Purpose: The purpose of this paper is to explore the effects of consumer role (involved vs observing) on consumer responses in the context of online group buying (OGB) service failures. Design/methodology/approach: A scenario simulation method with a 2×3 factorial design was used to investigate the impact of consumer role (i.e. involved consumers and observing consumers) on consumer responses (i.e. perceived quality, negative electronic word-of-mouth (eWOM), and switching intention). The moderating role of seller offering type (i.e. physical products, true services, and pseudo services) on the relationship between the consumer role and responses was also tested. Findings: The differences in perceived quality, negative eWOM, and switching intention between involved consumers and observing consumers were significant. Further, seller offering type moderated the relationship between consumer role and consumer response. Practical implications: These findings provide several important theoretical and practical implications in regard to OGB service failure and recovery. Originality/value: This study enriches OGB and service failure literature by a pioneering investigation of how consumer roles respond to OGB service failures and how different seller offering types influence the relationship between consumer role and consumer response. The results will help service providers of OGB benefit from enhancing their service recovery strategies to cope with OGB service failures.
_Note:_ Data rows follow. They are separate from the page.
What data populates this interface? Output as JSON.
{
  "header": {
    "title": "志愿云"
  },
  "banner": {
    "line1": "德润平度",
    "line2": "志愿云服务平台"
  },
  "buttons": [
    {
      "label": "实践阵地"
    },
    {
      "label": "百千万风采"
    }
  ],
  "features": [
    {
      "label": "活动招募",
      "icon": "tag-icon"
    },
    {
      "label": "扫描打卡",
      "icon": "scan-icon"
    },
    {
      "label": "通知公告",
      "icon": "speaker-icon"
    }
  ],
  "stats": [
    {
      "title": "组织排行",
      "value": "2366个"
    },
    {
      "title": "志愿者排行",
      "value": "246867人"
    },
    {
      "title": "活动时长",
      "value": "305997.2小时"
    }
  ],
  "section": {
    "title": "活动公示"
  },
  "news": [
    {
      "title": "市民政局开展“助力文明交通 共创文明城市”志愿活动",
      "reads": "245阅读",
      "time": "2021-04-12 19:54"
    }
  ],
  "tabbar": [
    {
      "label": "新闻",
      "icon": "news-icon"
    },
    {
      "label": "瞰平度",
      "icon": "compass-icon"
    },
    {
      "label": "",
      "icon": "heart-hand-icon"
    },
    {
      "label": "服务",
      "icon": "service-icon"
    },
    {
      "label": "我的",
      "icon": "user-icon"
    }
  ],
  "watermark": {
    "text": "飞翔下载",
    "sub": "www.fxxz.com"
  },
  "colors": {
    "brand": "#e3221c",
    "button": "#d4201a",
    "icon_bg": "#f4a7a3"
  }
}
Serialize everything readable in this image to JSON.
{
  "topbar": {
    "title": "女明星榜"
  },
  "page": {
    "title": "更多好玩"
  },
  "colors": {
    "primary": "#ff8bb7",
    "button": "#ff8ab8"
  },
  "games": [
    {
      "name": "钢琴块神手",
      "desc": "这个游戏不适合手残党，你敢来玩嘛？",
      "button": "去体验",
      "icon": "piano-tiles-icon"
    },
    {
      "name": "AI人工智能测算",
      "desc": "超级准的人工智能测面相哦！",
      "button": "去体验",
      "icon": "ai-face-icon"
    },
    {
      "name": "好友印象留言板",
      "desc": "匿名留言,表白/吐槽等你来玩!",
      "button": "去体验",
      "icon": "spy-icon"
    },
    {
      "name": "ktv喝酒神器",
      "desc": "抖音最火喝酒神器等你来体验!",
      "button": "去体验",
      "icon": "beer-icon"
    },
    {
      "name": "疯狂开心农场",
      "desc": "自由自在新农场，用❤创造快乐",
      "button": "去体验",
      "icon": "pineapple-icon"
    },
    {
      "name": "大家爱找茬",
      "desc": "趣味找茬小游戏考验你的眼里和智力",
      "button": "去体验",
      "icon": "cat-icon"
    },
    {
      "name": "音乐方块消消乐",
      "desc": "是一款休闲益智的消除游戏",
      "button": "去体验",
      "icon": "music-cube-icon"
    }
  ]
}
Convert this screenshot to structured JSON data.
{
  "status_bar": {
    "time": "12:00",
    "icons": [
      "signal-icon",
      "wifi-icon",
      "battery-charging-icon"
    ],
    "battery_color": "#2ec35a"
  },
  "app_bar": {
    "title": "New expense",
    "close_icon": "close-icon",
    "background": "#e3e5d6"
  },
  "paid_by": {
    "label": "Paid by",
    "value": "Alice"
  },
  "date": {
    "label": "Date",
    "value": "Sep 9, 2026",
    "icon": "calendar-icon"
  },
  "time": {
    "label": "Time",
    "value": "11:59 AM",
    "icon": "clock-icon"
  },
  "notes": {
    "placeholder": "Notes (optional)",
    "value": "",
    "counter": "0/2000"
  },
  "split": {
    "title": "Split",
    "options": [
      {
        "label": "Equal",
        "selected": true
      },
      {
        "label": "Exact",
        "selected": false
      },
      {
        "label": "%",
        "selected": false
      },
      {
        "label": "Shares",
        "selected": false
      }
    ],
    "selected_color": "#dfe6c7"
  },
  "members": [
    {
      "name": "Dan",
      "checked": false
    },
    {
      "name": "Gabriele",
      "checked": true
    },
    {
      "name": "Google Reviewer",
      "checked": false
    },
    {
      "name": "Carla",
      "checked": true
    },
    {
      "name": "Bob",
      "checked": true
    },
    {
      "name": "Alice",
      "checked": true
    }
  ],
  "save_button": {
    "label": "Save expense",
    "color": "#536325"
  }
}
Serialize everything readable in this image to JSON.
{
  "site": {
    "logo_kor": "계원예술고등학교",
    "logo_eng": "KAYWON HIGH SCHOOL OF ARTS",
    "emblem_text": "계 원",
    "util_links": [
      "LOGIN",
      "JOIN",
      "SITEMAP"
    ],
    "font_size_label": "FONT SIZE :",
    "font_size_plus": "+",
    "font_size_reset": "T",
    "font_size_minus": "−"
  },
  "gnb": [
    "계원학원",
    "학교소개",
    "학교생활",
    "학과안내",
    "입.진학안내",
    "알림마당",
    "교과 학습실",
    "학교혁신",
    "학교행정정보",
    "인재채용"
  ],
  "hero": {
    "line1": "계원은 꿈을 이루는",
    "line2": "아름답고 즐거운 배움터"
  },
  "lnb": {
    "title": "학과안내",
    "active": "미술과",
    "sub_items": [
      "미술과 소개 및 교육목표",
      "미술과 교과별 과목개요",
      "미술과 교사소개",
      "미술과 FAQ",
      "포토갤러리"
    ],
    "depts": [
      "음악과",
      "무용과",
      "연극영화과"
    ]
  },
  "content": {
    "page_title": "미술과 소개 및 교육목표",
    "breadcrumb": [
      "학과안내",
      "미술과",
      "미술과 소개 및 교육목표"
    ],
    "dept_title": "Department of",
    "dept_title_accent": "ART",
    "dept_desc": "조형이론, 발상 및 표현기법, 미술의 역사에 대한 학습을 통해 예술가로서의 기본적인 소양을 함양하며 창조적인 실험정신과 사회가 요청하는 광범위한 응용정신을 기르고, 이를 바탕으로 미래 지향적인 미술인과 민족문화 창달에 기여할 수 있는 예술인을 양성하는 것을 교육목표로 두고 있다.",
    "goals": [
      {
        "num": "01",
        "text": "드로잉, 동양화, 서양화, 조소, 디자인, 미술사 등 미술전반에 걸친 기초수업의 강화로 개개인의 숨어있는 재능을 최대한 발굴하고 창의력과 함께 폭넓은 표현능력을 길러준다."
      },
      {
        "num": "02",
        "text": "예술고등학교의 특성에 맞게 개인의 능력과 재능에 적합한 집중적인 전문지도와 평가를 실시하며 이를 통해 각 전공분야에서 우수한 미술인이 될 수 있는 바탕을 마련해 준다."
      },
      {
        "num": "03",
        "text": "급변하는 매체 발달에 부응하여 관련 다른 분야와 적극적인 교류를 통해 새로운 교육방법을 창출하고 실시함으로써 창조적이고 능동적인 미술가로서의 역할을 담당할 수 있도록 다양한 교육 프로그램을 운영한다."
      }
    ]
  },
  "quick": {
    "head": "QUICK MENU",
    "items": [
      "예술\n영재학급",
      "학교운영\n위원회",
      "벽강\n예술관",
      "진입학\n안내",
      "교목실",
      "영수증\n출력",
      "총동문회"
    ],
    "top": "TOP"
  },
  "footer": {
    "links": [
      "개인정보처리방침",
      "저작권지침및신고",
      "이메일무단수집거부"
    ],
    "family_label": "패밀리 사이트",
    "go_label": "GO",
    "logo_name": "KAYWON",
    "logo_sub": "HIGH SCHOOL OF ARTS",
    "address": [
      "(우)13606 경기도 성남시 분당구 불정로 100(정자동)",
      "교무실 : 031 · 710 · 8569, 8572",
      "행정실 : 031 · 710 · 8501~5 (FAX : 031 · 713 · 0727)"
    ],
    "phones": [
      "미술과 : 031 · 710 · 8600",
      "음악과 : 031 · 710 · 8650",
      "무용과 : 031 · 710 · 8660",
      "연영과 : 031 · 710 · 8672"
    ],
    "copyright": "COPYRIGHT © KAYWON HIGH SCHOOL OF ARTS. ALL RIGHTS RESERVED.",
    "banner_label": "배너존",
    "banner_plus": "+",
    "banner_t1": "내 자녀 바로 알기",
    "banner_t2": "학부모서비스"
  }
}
All Science Journal Classification (ASJC) codes
- Sociology and Political Science
- Economics and Econometrics